DALLAS -- After years of investigations, the U.S. Attorney’s Office is getting closer to possible indictments in the public corruption case involving Dallas County Commissioner John Wiley Price.
News 8 has confirmed with Price's attorney Billy Ravkind that Price was invited to meet with federal prosecutors next Wednesday to hear their case against him.
Ravkind says this means indictments could be on the horizon. He also told News 8 he believes prosecutors will discuss the case with Price in order to reach a plea deal -- though Ravkind says it's unlikely Price will agree to anything.
Federal authorities believe Price has been part of a criminal conspiracy dating back to the 1990s. He denies doing anything wrong, and hasn't been charged with any crimes.
The FBI has been looking at where Price's money is flowing through land deals, campaign funding, a car collection, and other avenues.
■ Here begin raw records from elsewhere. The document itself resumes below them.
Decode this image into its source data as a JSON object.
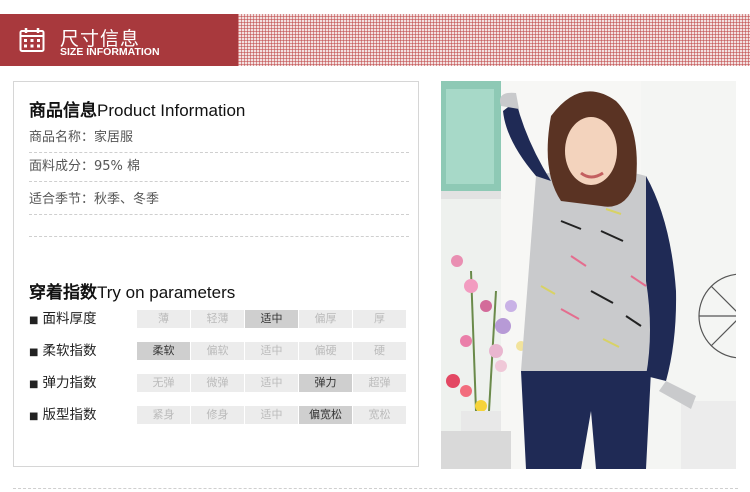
{
  "header": {
    "title_cn": "尺寸信息",
    "title_en": "SIZE INFORMATION",
    "icon": "calendar-icon"
  },
  "product": {
    "title_cn": "商品信息",
    "title_en": "Product Information",
    "rows": [
      "商品名称：家居服",
      "面料成分：95% 棉",
      "适合季节：秋季、冬季"
    ]
  },
  "params": {
    "title_cn": "穿着指数",
    "title_en": "Try on parameters",
    "bullet": "■",
    "rows": [
      {
        "label": "面料厚度",
        "options": [
          "薄",
          "轻薄",
          "适中",
          "偏厚",
          "厚"
        ],
        "selected": 2
      },
      {
        "label": "柔软指数",
        "options": [
          "柔软",
          "偏软",
          "适中",
          "偏硬",
          "硬"
        ],
        "selected": 0
      },
      {
        "label": "弹力指数",
        "options": [
          "无弹",
          "微弹",
          "适中",
          "弹力",
          "超弹"
        ],
        "selected": 3
      },
      {
        "label": "版型指数",
        "options": [
          "紧身",
          "修身",
          "适中",
          "偏宽松",
          "宽松"
        ],
        "selected": 3
      }
    ]
  },
  "colors": {
    "brand": "#a8393d",
    "selected_option": "#cfcfcf",
    "option": "#ececec"
  }
}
They have previously seized money from his home, as well as money he was supposed to receive for a land deal.
In 2012 a civil forfeiture lawsuit to keep Price's seized dollars was filed by the U.S. Attorney for the Northern District of Texas.
Tom Mills, lawyer for John Wiley Price's assistant Dapheny Fain, who is also under FBI investigation, confirmed late Friday night to News 8 that his client also got a letter from federal prosecutors. He said she also got an invitation to meet with them and discuss the case.
Mills said it is unclear if Fain will meet with federal prosecutors at this point.